======== Provided data ========
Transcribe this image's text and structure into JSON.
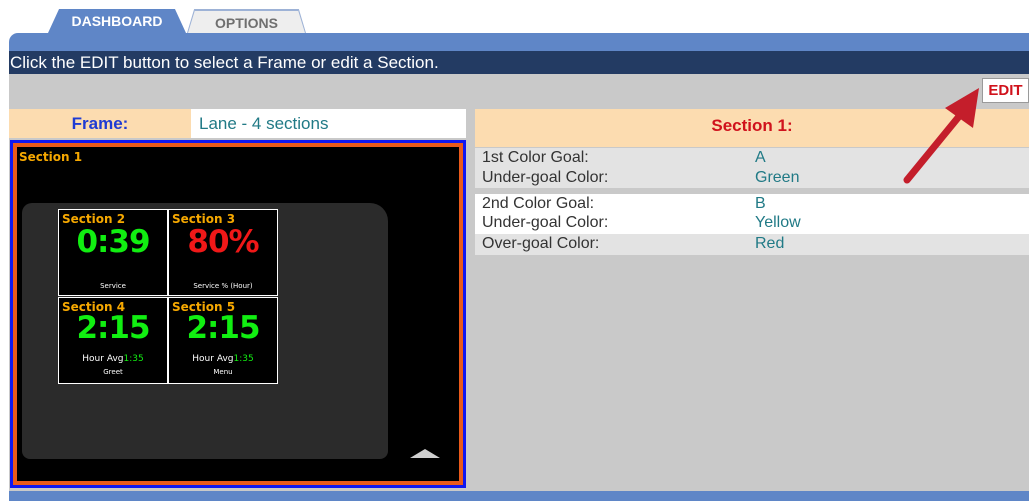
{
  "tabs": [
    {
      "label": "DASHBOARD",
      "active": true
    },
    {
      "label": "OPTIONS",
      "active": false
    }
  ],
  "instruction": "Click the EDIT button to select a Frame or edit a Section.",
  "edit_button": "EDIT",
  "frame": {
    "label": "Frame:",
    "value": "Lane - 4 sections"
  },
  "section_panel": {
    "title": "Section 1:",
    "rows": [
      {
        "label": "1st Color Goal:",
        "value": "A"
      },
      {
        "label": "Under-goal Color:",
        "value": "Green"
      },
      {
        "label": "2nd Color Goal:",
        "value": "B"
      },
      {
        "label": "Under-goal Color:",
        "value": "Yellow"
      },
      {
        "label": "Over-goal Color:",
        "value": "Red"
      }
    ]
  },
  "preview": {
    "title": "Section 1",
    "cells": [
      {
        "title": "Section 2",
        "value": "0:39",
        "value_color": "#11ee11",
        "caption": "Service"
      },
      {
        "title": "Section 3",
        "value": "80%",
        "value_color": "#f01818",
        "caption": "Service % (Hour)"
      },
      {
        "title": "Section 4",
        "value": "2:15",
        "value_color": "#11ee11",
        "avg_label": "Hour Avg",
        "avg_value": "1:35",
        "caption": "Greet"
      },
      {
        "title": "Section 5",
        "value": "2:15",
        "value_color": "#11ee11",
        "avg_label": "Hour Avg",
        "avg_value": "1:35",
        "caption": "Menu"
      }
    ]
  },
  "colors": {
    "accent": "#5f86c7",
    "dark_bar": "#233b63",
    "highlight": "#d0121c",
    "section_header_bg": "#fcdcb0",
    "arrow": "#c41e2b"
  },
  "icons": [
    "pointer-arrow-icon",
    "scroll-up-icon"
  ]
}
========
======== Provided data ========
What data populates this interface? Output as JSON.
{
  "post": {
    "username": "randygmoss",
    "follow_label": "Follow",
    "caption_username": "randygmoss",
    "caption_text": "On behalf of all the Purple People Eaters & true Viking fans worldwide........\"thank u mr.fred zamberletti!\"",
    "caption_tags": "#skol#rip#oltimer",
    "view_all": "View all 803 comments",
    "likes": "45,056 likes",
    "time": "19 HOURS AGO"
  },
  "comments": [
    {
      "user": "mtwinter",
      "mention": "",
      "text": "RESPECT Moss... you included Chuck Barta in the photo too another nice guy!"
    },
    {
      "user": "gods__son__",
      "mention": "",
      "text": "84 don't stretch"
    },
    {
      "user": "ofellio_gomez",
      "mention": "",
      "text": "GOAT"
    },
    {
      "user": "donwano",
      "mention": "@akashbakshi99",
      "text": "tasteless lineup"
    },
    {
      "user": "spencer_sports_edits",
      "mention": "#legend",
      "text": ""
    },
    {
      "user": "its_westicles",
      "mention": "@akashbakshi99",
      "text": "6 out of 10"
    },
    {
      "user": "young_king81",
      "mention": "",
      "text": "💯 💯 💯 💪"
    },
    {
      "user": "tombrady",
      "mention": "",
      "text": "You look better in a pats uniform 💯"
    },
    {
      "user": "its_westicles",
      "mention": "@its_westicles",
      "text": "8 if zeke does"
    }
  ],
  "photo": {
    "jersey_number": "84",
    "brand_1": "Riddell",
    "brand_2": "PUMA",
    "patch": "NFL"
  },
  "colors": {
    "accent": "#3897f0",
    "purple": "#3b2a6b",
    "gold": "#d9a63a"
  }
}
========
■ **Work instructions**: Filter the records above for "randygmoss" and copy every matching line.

■ **Task output**:
    "username": "randygmoss",
    "caption_username": "randygmoss",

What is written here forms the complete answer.